    MSDs are in large part caused by overexertion related to repeated manual patient handling activities, often involving heavy lifting associated with transferring and repositioning patients and working in extremely awkward postures.

    Sherwood stated that one way the hospital is working to help employees avoid injury is through an ergonomics committee which is dedicated to providing employees with the proper tools and education to create a safer work environment. “Our committee visits every area of the hospital doing safety rounding to make sure our employees are aware of available resources, identify any barriers to safety and provide any additional training,” she said.

    One focus for the committee has been identifying and avoiding preventable injuries including repetitive use injuries and those caused by lifting objects using improper form and/or without the aide of safe lifting equipment when indicated.

    “Lifting any object improperly creates the potential for injury, so we have focused our attention on educating our workforce on the importance of using proper form and techniques,” Sherwood continued. “We have also invested in numerous tools which our staff can use to assist when lifting our patients or other potentially heavy objects.”

    The hospital has also collaborated with the risk team at insurance group Gilroy, Kernan & Gilroy (GKG) in developing their plan.

    “I work with many organizations that want to develop a workplace environment where the staff and management can work as one to make gains in patient safety, quality of care, reduction in staff injury and improved employee wellness,” said David Lyman, risk manager for GKG. “The motive behind most culture change initiatives is to make improvements to the bottom line. However, at Rome Memorial Hospital the main reason for embracing the safety culture is to ensure the safest environment for its patients, residents, visitors and employees.”

    Lyman praised the hospital’s administration and staff for their willingness to embrace change. “The culture of safety has become integrated within the processes and practices, the staff and management are working collectively to ensure the best outcomes possible.”

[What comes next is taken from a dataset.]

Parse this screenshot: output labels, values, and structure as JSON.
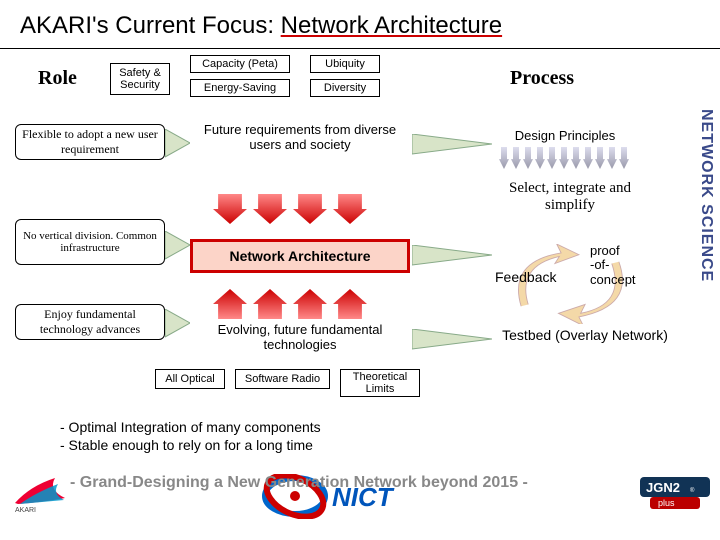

    In addition to training provided to employees and investing in the latest equipment which aids in tasks such as lifting patients from one bed to another, the hospital is developing a safe patient handling and mobility committee to keep both patients and employees safe.

    “At 20 percent, strains and sprains are our most frequent injuries,” Sherwood explained. “Transporting patients can be challenging for a number of reasons, but by collaborating with staff and management, we are identifying the best possible solutions which work to keep everyone safe.”

    The hospital has also made huge strides in reducing injuries caused by violence. “Violent episodes can happen for any number of reasons including intoxication, drug abuse episodes, mental health issues or agitation,” Sherwood said. “While many of these episodes are unavoidable, we have provided specialized training which teaches how to recognize a potentially hazardous situation and de-escalation techniques to all employees who work in high risk areas such as the emergency department.”

    OSHA reports that workplace injuries and illnesses have a major impact on an employer's bottom line. It has been estimated that employers pay almost $1 billion per week for direct workers' compensation costs alone.

    While reducing costs and absenteeism is important to the hospital, Sherwood maintains that the financial gains are only part of the reason for the many changes being made and creating a culture of safety.

    “Keeping workers safe and healthy isn’t just about the bottom line for the hospital,” she concluded. “When someone is injured and unable to do the things they love, it affects their quality of life. Our co-workers are our friends and family, so when someone suffers an injury, it can be felt across the entire organization.”